START Data for this task

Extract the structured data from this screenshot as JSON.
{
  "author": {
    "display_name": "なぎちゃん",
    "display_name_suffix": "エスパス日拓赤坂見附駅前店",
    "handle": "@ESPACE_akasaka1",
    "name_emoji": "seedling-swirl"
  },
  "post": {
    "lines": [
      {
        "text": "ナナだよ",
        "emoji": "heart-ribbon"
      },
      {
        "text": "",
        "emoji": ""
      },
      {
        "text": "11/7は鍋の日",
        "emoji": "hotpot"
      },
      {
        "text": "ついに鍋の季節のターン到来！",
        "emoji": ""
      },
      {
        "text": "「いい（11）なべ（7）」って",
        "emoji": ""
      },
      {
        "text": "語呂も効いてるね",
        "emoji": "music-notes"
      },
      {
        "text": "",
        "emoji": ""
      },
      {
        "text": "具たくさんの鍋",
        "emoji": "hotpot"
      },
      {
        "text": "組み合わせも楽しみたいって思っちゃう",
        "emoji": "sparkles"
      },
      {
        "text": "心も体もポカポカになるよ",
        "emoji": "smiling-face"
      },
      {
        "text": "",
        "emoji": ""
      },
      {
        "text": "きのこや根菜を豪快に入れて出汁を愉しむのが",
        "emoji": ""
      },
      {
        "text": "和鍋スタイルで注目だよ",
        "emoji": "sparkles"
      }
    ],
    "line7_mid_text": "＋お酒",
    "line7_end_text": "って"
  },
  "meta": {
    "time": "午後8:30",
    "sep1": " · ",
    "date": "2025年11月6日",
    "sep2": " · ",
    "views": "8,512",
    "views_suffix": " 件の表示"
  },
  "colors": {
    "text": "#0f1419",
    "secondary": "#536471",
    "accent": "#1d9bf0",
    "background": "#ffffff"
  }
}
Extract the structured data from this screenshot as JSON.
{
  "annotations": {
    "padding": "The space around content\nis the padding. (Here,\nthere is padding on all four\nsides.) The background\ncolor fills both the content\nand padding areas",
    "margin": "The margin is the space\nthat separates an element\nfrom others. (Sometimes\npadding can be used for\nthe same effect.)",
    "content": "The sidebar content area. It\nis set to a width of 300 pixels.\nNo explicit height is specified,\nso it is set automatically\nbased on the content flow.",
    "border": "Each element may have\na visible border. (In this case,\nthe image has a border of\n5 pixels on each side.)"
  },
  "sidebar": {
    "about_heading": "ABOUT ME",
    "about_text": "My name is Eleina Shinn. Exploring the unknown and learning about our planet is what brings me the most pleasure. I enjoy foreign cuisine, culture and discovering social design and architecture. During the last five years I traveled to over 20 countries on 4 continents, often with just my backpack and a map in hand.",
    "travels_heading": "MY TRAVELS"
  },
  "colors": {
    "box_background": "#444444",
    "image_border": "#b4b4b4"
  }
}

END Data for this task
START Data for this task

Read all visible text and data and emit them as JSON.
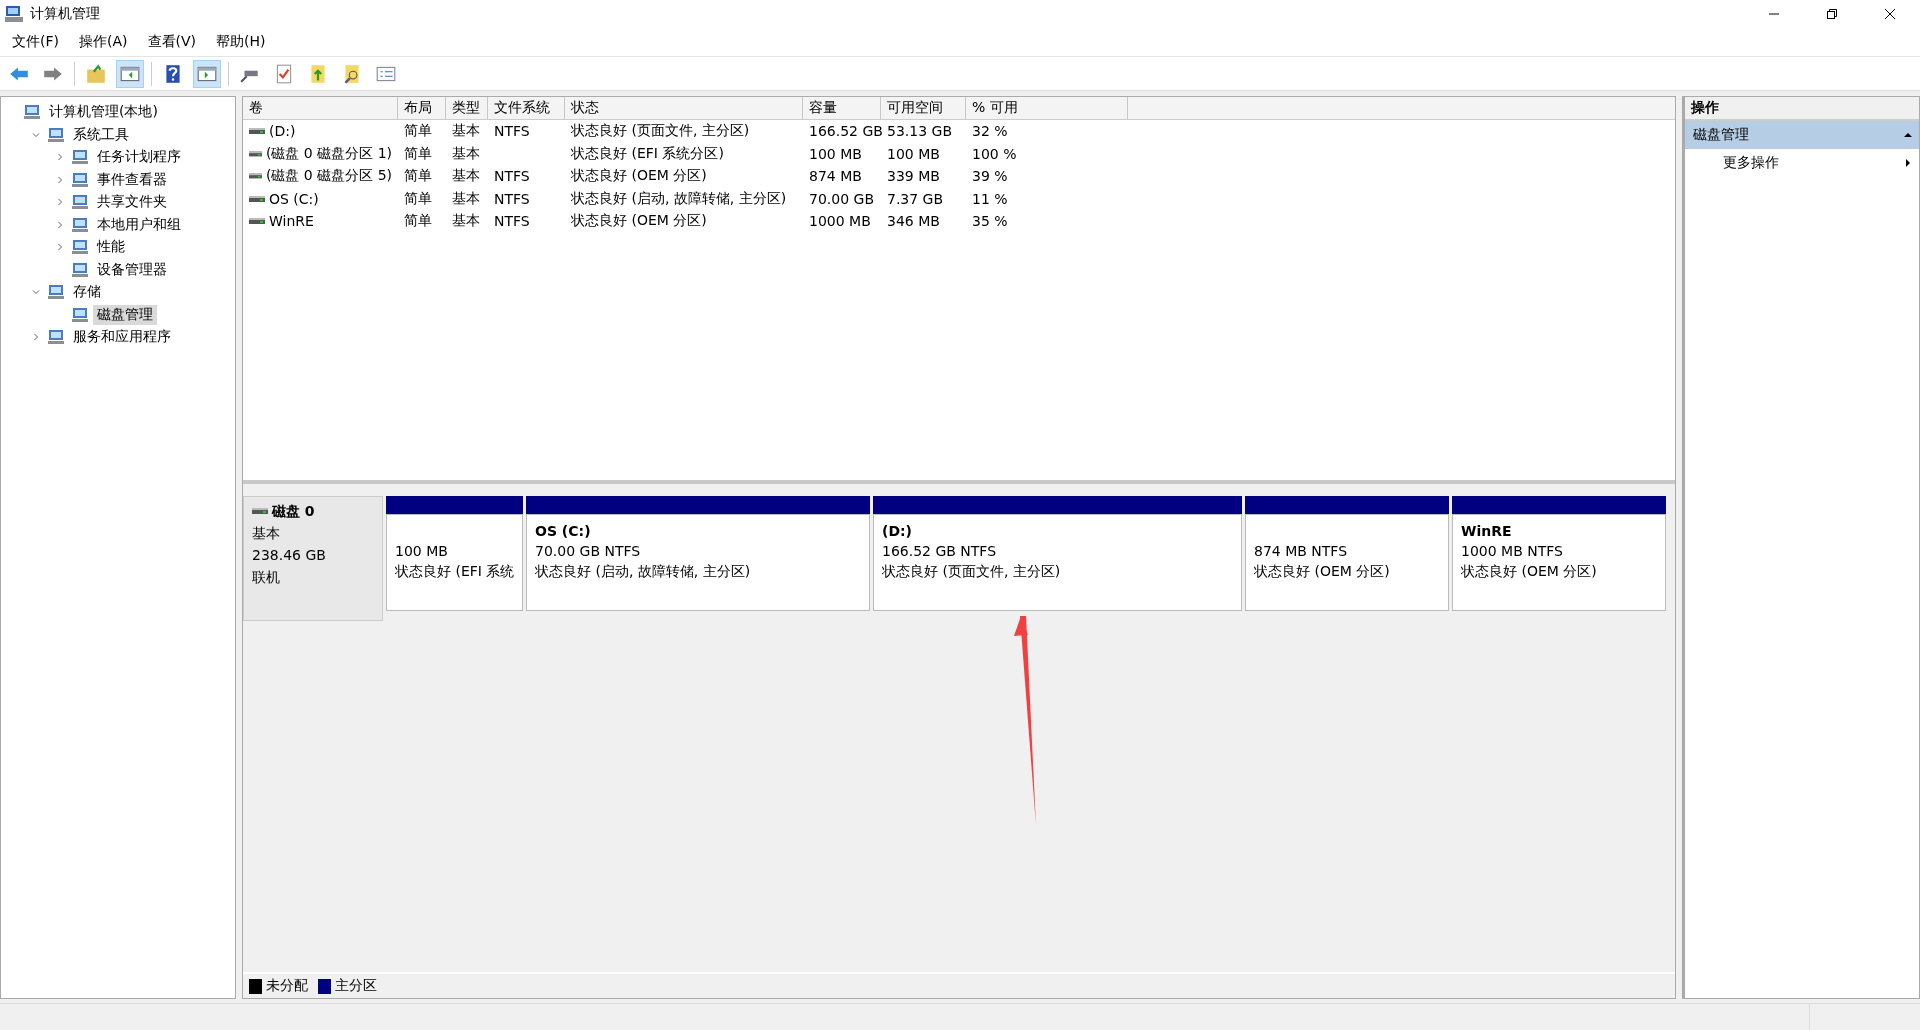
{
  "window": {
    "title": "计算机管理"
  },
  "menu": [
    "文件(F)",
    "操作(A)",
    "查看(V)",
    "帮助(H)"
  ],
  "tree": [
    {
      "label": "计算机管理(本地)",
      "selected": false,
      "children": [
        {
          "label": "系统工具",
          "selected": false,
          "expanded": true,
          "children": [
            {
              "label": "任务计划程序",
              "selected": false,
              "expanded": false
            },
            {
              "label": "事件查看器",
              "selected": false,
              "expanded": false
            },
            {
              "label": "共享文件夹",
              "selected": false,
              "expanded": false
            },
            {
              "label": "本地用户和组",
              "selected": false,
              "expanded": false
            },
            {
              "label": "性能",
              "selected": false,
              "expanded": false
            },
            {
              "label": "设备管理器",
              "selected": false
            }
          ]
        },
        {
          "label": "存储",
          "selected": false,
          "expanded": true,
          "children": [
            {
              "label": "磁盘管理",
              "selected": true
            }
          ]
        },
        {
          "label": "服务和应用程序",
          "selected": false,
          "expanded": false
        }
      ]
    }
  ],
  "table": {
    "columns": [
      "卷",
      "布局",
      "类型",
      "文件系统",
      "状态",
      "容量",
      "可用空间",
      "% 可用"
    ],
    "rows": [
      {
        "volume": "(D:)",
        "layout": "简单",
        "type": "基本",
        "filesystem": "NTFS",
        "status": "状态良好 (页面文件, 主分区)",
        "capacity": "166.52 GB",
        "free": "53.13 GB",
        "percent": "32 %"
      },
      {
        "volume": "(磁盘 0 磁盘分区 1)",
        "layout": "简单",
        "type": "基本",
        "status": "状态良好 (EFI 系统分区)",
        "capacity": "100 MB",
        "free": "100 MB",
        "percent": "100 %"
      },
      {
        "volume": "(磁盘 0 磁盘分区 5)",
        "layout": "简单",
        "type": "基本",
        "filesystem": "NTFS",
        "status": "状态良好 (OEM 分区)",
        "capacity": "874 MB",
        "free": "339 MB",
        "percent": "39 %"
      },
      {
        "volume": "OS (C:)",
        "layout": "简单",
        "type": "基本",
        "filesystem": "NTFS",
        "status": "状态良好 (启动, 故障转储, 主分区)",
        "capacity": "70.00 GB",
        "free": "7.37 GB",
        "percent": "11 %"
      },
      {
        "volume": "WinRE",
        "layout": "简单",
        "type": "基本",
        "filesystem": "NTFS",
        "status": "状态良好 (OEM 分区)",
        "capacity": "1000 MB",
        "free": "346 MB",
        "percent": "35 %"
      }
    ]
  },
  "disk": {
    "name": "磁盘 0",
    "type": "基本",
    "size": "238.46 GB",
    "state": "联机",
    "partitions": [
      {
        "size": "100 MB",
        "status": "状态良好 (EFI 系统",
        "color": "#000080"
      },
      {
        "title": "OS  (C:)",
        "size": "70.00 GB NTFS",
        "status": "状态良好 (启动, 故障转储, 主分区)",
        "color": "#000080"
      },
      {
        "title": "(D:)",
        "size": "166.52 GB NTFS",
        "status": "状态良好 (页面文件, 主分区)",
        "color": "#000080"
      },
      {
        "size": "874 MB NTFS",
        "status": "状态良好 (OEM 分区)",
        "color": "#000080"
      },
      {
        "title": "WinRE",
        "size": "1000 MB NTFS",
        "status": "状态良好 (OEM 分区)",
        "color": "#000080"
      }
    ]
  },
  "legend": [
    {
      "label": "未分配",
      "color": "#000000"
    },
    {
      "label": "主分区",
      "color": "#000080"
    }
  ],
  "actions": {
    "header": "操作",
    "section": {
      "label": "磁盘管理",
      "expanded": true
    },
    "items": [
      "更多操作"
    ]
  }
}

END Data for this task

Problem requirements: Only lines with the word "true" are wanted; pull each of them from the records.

Result:
          "expanded": true,
          "expanded": true,
              "selected": true
      "expanded": true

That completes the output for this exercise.